The last lifeboat, collapsible D, is readied for lowering. The boat has room for 47 people, but Second Officer Lightoller strictly adheres to the rule that women and children go into the boats first. When Madeleine Astor, five months pregnant, asks to be included in the boat, Lightoller waves her off. Astor’s body was later recovered from the ocean floor. The rest of the boat’s occupants were rescued. The Titanic finally sinks at 2:20 AM. It is the largest ship ever lost at sea. The wreck still exists today and is a popular destination for divers.
The Titanic’s tragic story remains an indelible part of history. Its maiden voyage, marked with optimism and opulence, ended in disaster, claiming over 1,500 lives. The sinking of the Titanic led to significant changes in maritime safety regulations and captured the world’s attention, reminding us of the fragility of human endeavors.
- What caused the Titanic to sink? The Titanic struck an iceberg on the night of April 14, 1912. The collision caused extensive damage to the ship’s hull, leading to flooding in multiple compartments. The ship’s design, lack of adequate lifeboats, and insufficient safety measures exacerbated the disaster, resulting in the sinking.

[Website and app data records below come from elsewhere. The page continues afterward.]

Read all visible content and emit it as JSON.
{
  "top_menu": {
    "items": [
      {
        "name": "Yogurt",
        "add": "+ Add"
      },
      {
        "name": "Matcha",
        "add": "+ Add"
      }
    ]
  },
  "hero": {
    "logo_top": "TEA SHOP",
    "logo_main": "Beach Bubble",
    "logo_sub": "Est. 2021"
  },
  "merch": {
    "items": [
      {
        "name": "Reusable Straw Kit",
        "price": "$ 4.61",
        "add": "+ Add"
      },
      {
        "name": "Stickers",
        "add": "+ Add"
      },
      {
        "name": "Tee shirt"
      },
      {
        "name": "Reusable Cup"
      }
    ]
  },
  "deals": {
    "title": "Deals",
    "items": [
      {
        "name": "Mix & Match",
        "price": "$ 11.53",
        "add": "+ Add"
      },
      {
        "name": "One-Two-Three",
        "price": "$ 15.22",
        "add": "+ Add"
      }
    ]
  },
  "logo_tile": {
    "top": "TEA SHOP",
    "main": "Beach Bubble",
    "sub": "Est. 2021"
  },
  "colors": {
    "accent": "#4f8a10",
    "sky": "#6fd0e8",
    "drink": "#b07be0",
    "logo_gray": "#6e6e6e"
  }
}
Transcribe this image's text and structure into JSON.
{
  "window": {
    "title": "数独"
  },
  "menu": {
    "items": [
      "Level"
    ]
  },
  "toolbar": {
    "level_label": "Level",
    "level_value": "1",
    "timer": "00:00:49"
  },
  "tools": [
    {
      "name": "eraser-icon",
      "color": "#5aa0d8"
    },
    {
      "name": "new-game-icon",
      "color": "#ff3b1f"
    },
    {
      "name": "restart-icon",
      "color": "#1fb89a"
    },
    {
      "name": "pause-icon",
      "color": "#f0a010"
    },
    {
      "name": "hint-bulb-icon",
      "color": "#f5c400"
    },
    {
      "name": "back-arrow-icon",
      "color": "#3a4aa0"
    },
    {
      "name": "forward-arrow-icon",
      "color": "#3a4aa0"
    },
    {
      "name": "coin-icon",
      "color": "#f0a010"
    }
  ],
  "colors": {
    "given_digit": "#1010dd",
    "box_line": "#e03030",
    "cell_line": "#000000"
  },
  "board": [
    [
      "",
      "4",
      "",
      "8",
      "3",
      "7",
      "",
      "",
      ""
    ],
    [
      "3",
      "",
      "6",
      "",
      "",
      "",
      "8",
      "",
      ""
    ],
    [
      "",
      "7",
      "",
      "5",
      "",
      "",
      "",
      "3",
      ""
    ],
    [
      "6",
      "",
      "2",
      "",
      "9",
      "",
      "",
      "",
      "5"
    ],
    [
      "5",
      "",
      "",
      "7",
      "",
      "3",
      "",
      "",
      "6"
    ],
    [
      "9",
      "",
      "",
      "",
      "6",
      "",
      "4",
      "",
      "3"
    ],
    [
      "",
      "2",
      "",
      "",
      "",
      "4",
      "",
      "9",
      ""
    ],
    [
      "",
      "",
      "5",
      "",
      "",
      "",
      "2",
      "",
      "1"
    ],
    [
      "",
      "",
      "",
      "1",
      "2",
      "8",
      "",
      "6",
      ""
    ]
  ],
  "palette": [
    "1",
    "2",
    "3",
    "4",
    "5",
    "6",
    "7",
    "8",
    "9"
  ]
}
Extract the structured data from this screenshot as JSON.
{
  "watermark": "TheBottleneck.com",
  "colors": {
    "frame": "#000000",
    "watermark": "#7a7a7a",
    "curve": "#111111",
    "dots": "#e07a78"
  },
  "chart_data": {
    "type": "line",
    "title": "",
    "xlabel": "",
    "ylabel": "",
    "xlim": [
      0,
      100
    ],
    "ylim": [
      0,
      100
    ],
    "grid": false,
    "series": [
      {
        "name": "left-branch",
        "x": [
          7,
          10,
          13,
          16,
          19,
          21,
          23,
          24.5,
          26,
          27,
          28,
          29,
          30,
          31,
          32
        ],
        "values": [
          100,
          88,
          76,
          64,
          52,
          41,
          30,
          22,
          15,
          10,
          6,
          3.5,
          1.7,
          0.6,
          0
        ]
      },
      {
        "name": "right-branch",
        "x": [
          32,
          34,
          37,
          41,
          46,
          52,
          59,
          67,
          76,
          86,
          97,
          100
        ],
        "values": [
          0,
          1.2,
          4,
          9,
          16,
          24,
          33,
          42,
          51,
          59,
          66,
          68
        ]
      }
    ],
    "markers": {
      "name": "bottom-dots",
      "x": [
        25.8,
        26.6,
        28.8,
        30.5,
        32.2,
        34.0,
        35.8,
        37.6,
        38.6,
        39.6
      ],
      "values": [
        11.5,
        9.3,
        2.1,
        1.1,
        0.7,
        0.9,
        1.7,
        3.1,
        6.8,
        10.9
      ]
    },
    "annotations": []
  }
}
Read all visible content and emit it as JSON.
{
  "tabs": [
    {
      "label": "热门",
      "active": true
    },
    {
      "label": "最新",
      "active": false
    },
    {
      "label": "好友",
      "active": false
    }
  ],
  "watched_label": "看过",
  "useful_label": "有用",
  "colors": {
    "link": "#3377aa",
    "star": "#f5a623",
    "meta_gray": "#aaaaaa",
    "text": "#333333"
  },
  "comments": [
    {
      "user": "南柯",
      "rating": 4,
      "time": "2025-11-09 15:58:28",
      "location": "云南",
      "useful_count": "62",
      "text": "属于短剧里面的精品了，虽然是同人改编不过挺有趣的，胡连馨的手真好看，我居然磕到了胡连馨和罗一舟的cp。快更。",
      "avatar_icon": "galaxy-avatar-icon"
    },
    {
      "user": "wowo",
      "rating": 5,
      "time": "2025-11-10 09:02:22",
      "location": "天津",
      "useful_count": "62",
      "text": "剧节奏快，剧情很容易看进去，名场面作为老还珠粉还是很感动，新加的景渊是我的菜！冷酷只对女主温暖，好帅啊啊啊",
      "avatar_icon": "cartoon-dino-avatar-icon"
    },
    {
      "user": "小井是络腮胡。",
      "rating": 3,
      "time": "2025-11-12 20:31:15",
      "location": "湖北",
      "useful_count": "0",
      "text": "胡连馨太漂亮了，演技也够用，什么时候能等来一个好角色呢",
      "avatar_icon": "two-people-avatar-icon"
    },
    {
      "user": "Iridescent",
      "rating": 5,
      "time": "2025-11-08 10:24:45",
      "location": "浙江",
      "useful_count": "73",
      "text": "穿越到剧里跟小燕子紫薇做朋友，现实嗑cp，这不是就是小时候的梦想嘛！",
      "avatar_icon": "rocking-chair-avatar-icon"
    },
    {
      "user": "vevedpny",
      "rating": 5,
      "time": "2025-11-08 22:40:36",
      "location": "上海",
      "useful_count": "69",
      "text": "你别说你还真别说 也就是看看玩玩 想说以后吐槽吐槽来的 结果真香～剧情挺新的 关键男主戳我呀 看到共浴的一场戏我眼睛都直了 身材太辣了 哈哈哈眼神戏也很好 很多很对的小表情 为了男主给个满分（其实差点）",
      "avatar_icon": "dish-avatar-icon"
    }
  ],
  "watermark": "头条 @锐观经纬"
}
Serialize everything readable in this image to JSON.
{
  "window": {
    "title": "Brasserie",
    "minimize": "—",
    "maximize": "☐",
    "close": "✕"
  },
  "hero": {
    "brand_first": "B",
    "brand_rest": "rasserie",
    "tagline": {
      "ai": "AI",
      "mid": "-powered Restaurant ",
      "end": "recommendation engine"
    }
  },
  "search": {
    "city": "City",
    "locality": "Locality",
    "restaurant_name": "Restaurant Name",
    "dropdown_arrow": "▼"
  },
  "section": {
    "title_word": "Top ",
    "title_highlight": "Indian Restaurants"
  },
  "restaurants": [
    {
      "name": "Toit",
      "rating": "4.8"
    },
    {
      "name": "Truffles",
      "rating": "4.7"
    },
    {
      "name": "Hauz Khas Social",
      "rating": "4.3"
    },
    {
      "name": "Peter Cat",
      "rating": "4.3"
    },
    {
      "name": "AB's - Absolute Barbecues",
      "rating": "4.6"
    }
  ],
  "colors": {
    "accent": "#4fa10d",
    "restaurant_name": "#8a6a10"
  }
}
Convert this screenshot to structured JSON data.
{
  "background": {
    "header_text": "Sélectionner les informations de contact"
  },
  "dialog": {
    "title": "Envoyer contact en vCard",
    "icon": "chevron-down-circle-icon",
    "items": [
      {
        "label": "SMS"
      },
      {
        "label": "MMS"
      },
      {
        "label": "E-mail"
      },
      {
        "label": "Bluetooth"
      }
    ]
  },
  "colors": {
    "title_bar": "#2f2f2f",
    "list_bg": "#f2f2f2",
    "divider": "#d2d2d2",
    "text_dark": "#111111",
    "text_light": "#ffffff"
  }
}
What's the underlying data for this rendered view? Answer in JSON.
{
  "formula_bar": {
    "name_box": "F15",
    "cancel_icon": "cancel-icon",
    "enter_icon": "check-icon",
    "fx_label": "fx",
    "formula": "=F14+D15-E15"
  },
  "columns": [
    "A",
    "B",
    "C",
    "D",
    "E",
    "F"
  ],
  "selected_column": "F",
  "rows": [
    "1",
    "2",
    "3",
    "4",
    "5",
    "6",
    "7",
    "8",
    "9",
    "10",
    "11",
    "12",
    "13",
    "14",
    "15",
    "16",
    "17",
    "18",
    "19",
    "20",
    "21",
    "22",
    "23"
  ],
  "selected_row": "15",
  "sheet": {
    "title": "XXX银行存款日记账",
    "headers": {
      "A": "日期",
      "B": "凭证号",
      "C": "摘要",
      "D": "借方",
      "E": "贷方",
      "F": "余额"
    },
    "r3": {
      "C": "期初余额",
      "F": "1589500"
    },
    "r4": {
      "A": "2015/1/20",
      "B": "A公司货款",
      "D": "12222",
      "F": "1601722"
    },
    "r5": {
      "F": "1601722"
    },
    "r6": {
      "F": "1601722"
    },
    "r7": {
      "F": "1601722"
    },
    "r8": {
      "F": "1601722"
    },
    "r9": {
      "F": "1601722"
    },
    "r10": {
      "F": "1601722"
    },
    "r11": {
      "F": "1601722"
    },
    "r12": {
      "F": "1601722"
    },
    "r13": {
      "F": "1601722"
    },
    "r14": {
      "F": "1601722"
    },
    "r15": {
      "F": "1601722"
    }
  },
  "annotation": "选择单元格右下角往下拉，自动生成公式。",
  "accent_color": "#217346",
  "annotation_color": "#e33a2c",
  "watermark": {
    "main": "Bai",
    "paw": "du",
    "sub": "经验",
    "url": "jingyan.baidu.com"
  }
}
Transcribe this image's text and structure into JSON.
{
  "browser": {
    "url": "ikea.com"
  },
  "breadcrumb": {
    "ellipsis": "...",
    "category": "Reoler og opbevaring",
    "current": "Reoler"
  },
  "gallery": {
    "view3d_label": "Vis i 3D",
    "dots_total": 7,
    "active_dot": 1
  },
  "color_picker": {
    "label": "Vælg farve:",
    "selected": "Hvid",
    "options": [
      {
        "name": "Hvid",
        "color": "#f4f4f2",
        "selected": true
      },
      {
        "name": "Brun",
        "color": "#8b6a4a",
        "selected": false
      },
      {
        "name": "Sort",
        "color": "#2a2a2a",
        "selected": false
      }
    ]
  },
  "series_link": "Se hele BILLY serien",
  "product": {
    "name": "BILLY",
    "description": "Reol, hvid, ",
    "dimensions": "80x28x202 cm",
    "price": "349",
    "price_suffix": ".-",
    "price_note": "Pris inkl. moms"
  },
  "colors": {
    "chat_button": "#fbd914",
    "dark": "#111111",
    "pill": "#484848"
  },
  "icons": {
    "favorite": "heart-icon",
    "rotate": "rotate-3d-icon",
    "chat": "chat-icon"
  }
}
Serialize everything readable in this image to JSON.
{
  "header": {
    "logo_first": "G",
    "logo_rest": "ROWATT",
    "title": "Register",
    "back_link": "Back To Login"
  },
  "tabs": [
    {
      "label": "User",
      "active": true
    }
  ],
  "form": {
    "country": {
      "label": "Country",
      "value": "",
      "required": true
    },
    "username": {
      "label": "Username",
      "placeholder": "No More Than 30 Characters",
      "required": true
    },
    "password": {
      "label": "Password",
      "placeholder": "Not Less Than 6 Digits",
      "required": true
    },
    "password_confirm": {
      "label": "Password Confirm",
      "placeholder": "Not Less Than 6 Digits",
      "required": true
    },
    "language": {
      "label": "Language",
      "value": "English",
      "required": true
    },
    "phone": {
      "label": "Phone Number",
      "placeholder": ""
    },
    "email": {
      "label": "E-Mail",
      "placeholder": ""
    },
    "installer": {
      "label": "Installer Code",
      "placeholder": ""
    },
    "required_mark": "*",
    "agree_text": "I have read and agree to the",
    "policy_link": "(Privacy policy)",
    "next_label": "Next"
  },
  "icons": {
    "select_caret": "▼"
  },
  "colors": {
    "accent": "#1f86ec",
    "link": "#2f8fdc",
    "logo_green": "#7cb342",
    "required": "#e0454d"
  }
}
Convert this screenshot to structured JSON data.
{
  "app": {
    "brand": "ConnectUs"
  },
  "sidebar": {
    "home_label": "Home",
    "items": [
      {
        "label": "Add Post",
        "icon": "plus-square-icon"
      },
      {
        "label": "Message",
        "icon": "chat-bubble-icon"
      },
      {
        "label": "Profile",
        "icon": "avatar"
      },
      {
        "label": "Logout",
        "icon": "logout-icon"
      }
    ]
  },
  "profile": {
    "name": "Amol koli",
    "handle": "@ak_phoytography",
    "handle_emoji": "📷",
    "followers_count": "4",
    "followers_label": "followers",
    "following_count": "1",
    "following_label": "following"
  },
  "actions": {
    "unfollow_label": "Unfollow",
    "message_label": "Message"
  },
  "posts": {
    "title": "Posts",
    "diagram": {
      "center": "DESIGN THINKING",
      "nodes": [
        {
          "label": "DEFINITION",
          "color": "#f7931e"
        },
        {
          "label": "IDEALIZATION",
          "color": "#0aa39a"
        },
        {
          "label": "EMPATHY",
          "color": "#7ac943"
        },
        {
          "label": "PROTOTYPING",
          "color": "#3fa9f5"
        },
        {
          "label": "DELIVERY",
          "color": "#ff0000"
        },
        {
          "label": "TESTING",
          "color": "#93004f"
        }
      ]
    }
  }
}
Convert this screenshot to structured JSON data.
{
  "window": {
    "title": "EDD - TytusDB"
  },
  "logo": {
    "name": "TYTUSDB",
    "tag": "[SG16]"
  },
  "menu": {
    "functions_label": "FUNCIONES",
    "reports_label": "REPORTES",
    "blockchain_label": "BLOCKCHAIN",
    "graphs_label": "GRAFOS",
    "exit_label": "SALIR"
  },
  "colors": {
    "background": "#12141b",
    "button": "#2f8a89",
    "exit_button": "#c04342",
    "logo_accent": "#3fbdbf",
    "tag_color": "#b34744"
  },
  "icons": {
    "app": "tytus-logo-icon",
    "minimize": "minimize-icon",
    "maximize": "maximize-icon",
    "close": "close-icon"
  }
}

- Were there any survivors from the Titanic? Yes, there were survivors from the Titanic’s sinking. Approximately 706 people were rescued, mainly from lifeboats. However, the majority of the passengers and crew perished in the freezing waters of the North Atlantic. The lack of lifeboats and the chaos during the evacuation contributed to the high loss of life.